The THD test was also performed at low frequencies (60 Hz and 400 Hz) and at high frequency (5 kHz and 10 kHz) Although there was a slight increase in THD it was always less than 1% at all frequencies. This also is very unusual for single ended amps.
Generally single ended amps have significant increases in THD at both the low and high frequencies. It is not unusual to find distortion on the order of 2% or more at 1 Watt. The fact that distortion and the distortion ratios remains relatively constant throughout the frequency spectrum of the Axiom ensures that the timbre of instruments do not change throughout the range of the instrument. In listening test, this improvement was particularly noted on solo piano. The piano didn't take on a harshness or edginess that is often noted in the upper octaves.
The bandwidth of the traditional amp was found to be 12Hz | 57 kHz +/-3dB
The bandwidth of the Axiom Amp is 20 Hz to 90 kHz +/- 1dB the bandwidth performance is not reduced as the power output goes up. In fact it gets wider!
The Axiom produces virtually distortion free signals down to 20Hz whereas a traditional amp has significant distortion in this range. The result is that the bass produced by the Axiom is cleaner and tighterh and therefore sounds gbetterh than the traditional amp. Much the same can be said for the high end.
In part, the reason for the extremely low distortion numbers across the entire frequency spectrum is the use of plate load chokes.
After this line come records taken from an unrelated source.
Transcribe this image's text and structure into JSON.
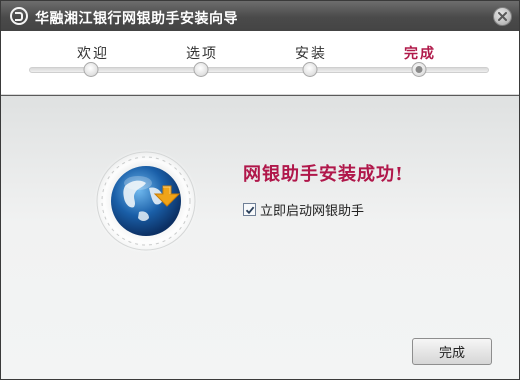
{
  "window": {
    "title": "华融湘江银行网银助手安装向导",
    "logo_icon": "bank-logo-icon",
    "close_icon": "close-icon"
  },
  "steps": [
    {
      "label": "欢迎",
      "active": false
    },
    {
      "label": "选项",
      "active": false
    },
    {
      "label": "安装",
      "active": false
    },
    {
      "label": "完成",
      "active": true
    }
  ],
  "content": {
    "illustration_icon": "globe-download-icon",
    "success_message": "网银助手安装成功!",
    "launch_checkbox": {
      "label": "立即启动网银助手",
      "checked": true
    }
  },
  "buttons": {
    "finish_label": "完成"
  },
  "colors": {
    "accent": "#b0174a",
    "titlebar": "#4a4a4a",
    "globe_blue": "#1a5fa8",
    "arrow_orange": "#f0a418"
  }
}
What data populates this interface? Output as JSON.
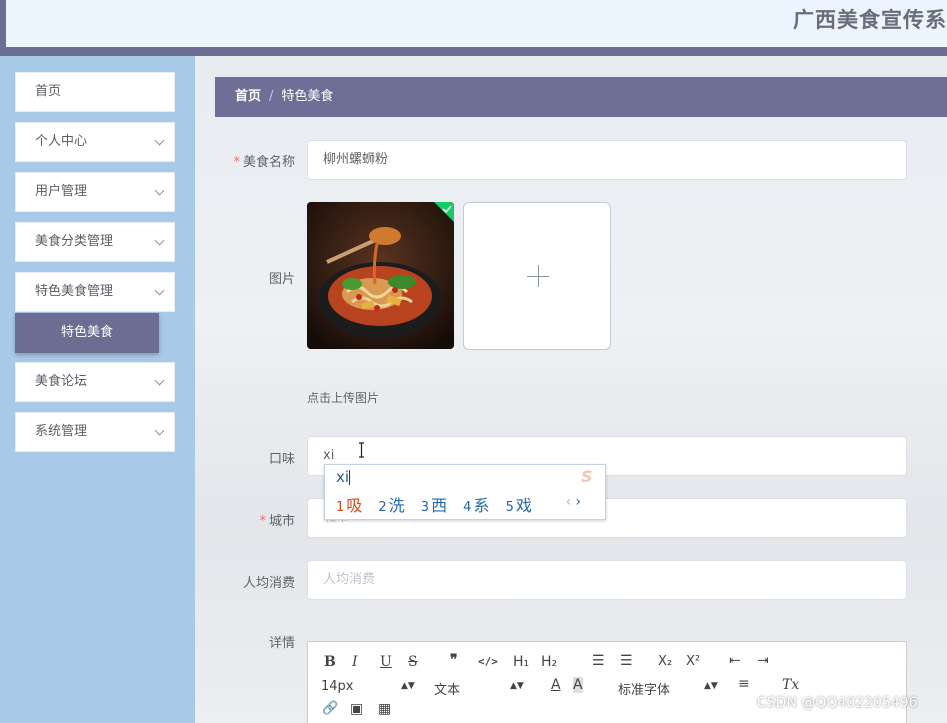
{
  "header": {
    "site_title": "广西美食宣传系"
  },
  "sidebar": {
    "items": [
      {
        "label": "首页"
      },
      {
        "label": "个人中心"
      },
      {
        "label": "用户管理"
      },
      {
        "label": "美食分类管理"
      },
      {
        "label": "特色美食管理"
      },
      {
        "label": "美食论坛"
      },
      {
        "label": "系统管理"
      }
    ],
    "active_sub": "特色美食"
  },
  "breadcrumb": {
    "home": "首页",
    "separator": "/",
    "current": "特色美食"
  },
  "form": {
    "name": {
      "label": "美食名称",
      "required": true,
      "value": "柳州螺蛳粉"
    },
    "image": {
      "label": "图片",
      "upload_tip": "点击上传图片",
      "uploaded": true
    },
    "taste": {
      "label": "口味",
      "value": "xi"
    },
    "city": {
      "label": "城市",
      "required": true,
      "placeholder": "城市"
    },
    "avg_cost": {
      "label": "人均消费",
      "placeholder": "人均消费"
    },
    "detail": {
      "label": "详情"
    }
  },
  "ime": {
    "composition": "xi",
    "candidates": [
      {
        "n": "1",
        "text": "吸"
      },
      {
        "n": "2",
        "text": "洗"
      },
      {
        "n": "3",
        "text": "西"
      },
      {
        "n": "4",
        "text": "系"
      },
      {
        "n": "5",
        "text": "戏"
      }
    ],
    "prev": "‹",
    "next": "›"
  },
  "editor_toolbar": {
    "bold": "B",
    "italic": "I",
    "underline": "U",
    "strike": "S",
    "quote": "❞",
    "code": "</>",
    "h1": "H₁",
    "h2": "H₂",
    "ordered": "☰",
    "bullet": "☰",
    "sub": "X₂",
    "sup": "X²",
    "outdent": "⇤",
    "indent": "⇥",
    "size": "14px",
    "block": "文本",
    "font": "标准字体",
    "color": "A",
    "bg": "A",
    "align": "≡",
    "clean": "Tx",
    "link": "🔗",
    "image": "▣",
    "video": "▦"
  },
  "watermark": "CSDN @QQ402205496",
  "colors": {
    "primary": "#6d6f97",
    "sidebar": "#a9c9e8",
    "required": "#f56c6c"
  }
}
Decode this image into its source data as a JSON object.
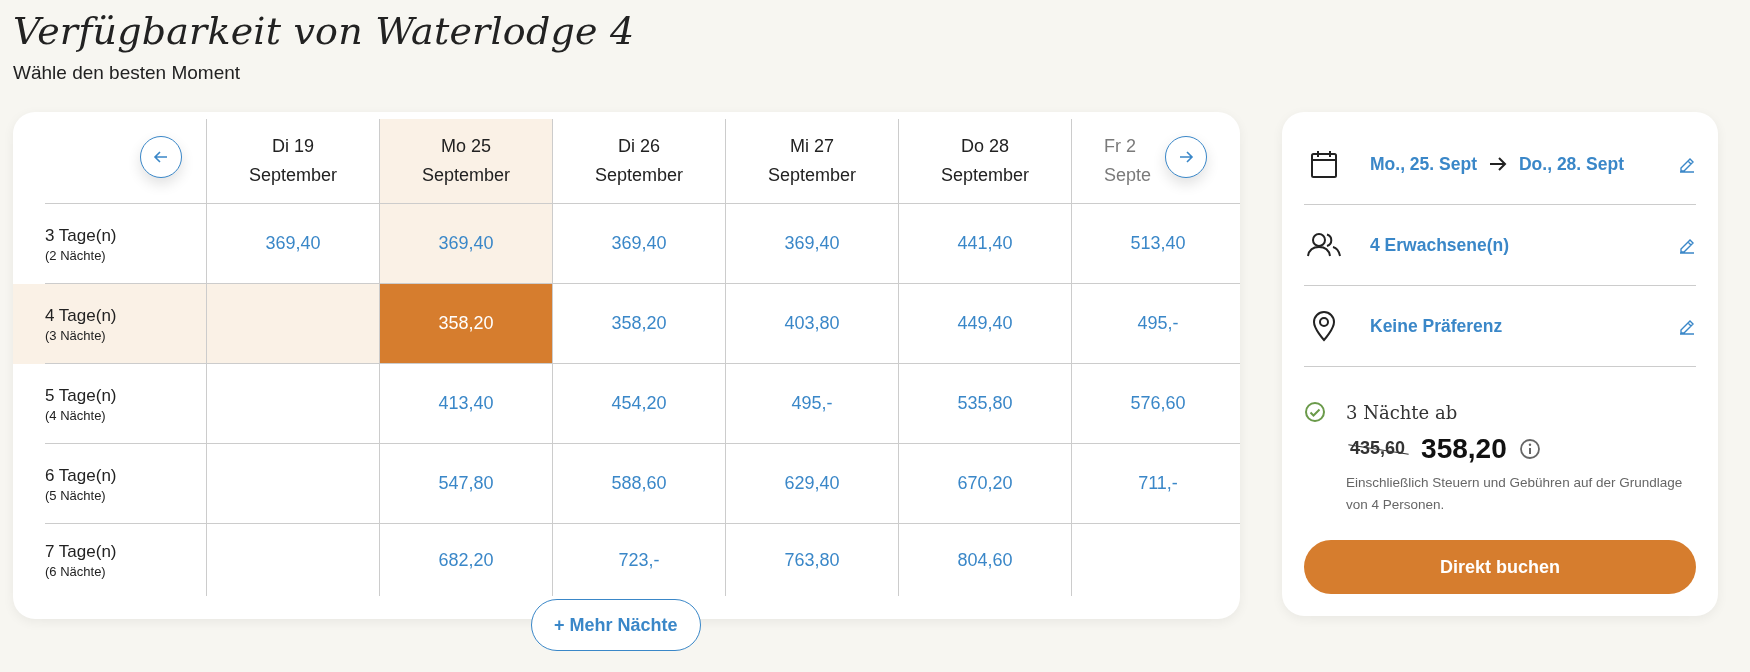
{
  "page": {
    "title": "Verfügbarkeit von Waterlodge 4",
    "subtitle": "Wähle den besten Moment"
  },
  "calendar": {
    "columns": [
      {
        "day": "Di 19",
        "month": "September",
        "selected": false,
        "faded": false
      },
      {
        "day": "Mo 25",
        "month": "September",
        "selected": true,
        "faded": false
      },
      {
        "day": "Di 26",
        "month": "September",
        "selected": false,
        "faded": false
      },
      {
        "day": "Mi 27",
        "month": "September",
        "selected": false,
        "faded": false
      },
      {
        "day": "Do 28",
        "month": "September",
        "selected": false,
        "faded": false
      },
      {
        "day": "Fr 2",
        "month": "Septe",
        "selected": false,
        "faded": true
      }
    ],
    "rows": [
      {
        "label": "3 Tage(n)",
        "sublabel": "(2 Nächte)",
        "selected": false,
        "cells": [
          "369,40",
          "369,40",
          "369,40",
          "369,40",
          "441,40",
          "513,40"
        ]
      },
      {
        "label": "4 Tage(n)",
        "sublabel": "(3 Nächte)",
        "selected": true,
        "cells": [
          null,
          "358,20",
          "358,20",
          "403,80",
          "449,40",
          "495,-"
        ]
      },
      {
        "label": "5 Tage(n)",
        "sublabel": "(4 Nächte)",
        "selected": false,
        "cells": [
          null,
          "413,40",
          "454,20",
          "495,-",
          "535,80",
          "576,60"
        ]
      },
      {
        "label": "6 Tage(n)",
        "sublabel": "(5 Nächte)",
        "selected": false,
        "cells": [
          null,
          "547,80",
          "588,60",
          "629,40",
          "670,20",
          "711,-"
        ]
      },
      {
        "label": "7 Tage(n)",
        "sublabel": "(6 Nächte)",
        "selected": false,
        "cells": [
          null,
          "682,20",
          "723,-",
          "763,80",
          "804,60",
          null
        ]
      }
    ],
    "more_button": "+ Mehr Nächte"
  },
  "summary": {
    "date_from": "Mo., 25. Sept",
    "date_to": "Do., 28. Sept",
    "guests": "4 Erwachsene(n)",
    "location": "Keine Präferenz",
    "nights_label": "3 Nächte ab",
    "old_price": "435,60",
    "price": "358,20",
    "note": "Einschließlich Steuern und Gebühren auf der Grundlage von 4 Personen.",
    "book_button": "Direkt buchen"
  }
}
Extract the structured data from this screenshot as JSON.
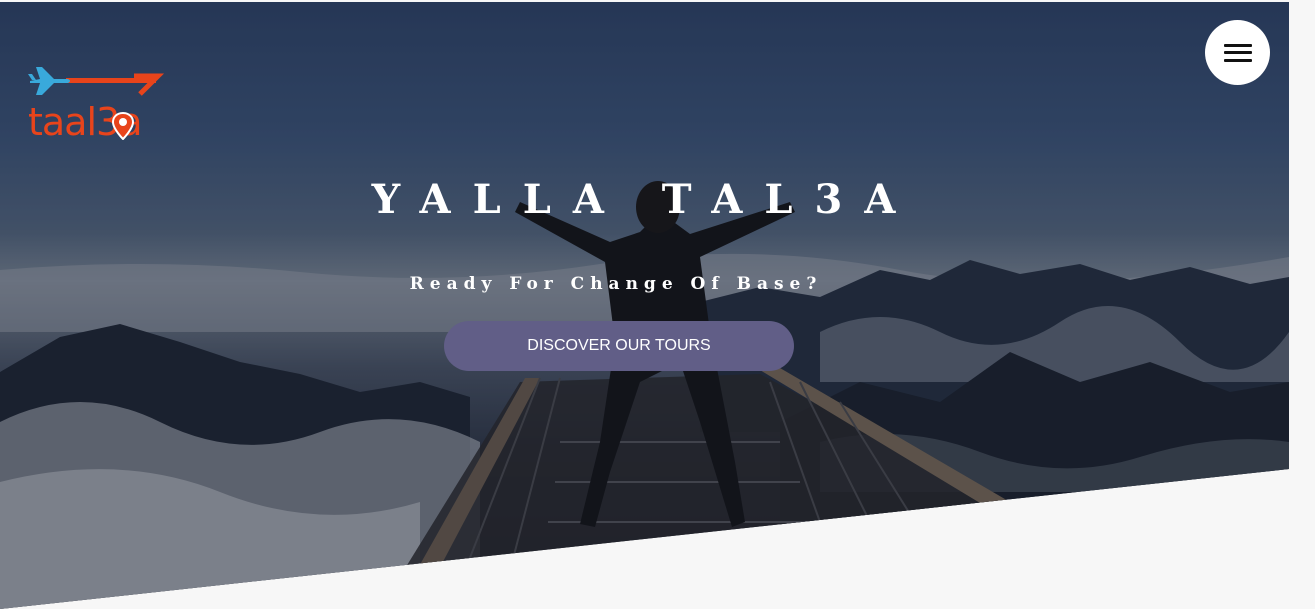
{
  "logo": {
    "text": "taal3a"
  },
  "header": {
    "menu_icon": "hamburger-menu-icon"
  },
  "hero": {
    "title": "YALLA TAL3A",
    "subtitle": "Ready For Change Of Base?",
    "cta_label": "DISCOVER OUR TOURS"
  },
  "colors": {
    "brand_orange": "#e8441b",
    "brand_blue": "#39a9db",
    "cta_bg": "#615e87",
    "page_bg": "#f7f7f7"
  }
}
It was noted during listening tests that a change in THD of less than 0.03% was perceived by the listeners. Since distortion is so critical to how we perceive music, maintaining low distortion across the bandwidth is critical.
We feel distortion ratio curves are as important as distortion levels. The Axiom has a steep downward quadratic curve. Third Order is about 1/3 of Second Order and Fourth Order is about 1/3 of Third Order, Fifth and Higher Orders are below the noise floor of the HP Spectrum Analyzer. The Axiom ampfs distortion ratios do not change as power output goes up. In fact the amp was quite listenable at power peaks of 13 Watts.
We must caution you that how effective using a tube diode is in a circuit depends on matching the correct diode to a specific amplifier tube. A diode tube has both static and dynamic resistance, see diode tube curves. It turned out that the same diode turned out to be the best for the 6Y6 and the 300B tube. The 6Y6 has a mu of 6-9 and a plate resistance around 900 ohms. However that tube diode did not perform as well as a different diode on the 6J5.
We have lost count on the number of revisions made and, like a tube diode on the anodes of the 6Y6 and 300B, why the revisions made a difference. Is the Tube Diode acting as a Cascode circuit with the top tube having a gain of zero? In that case is the reduction of Miller Effect responsible for reduced distortion and improved sound performance. Or is the additional tube diodefs dynamic curve combining with the amplifying tubefs curve to glinearizeh the tube and reduce distortion for improved sound performance.
Once we did the math and established the original circuit, we only used listening evaluations, for parts selection and to optimize and refine the circuit. Once we had reached the circuit on the published schematic, a very powerful HP spectrum Analyzer was used to verify what our ears told us to do. I firmly believe if we used the test equipment after every revision, we would have never reached the performance level the amp has.
Bear in mind there are a lot of design elements that are responsible for the Axiomfs performance; no resistors or capacitors in the signal path, plate load chokes for loading the tubes and establish bias voltage for the following tubes, separate stacked power supplies with high Henry chokes. The use of hum bucking interaction in the separate power supplies to reduce hum.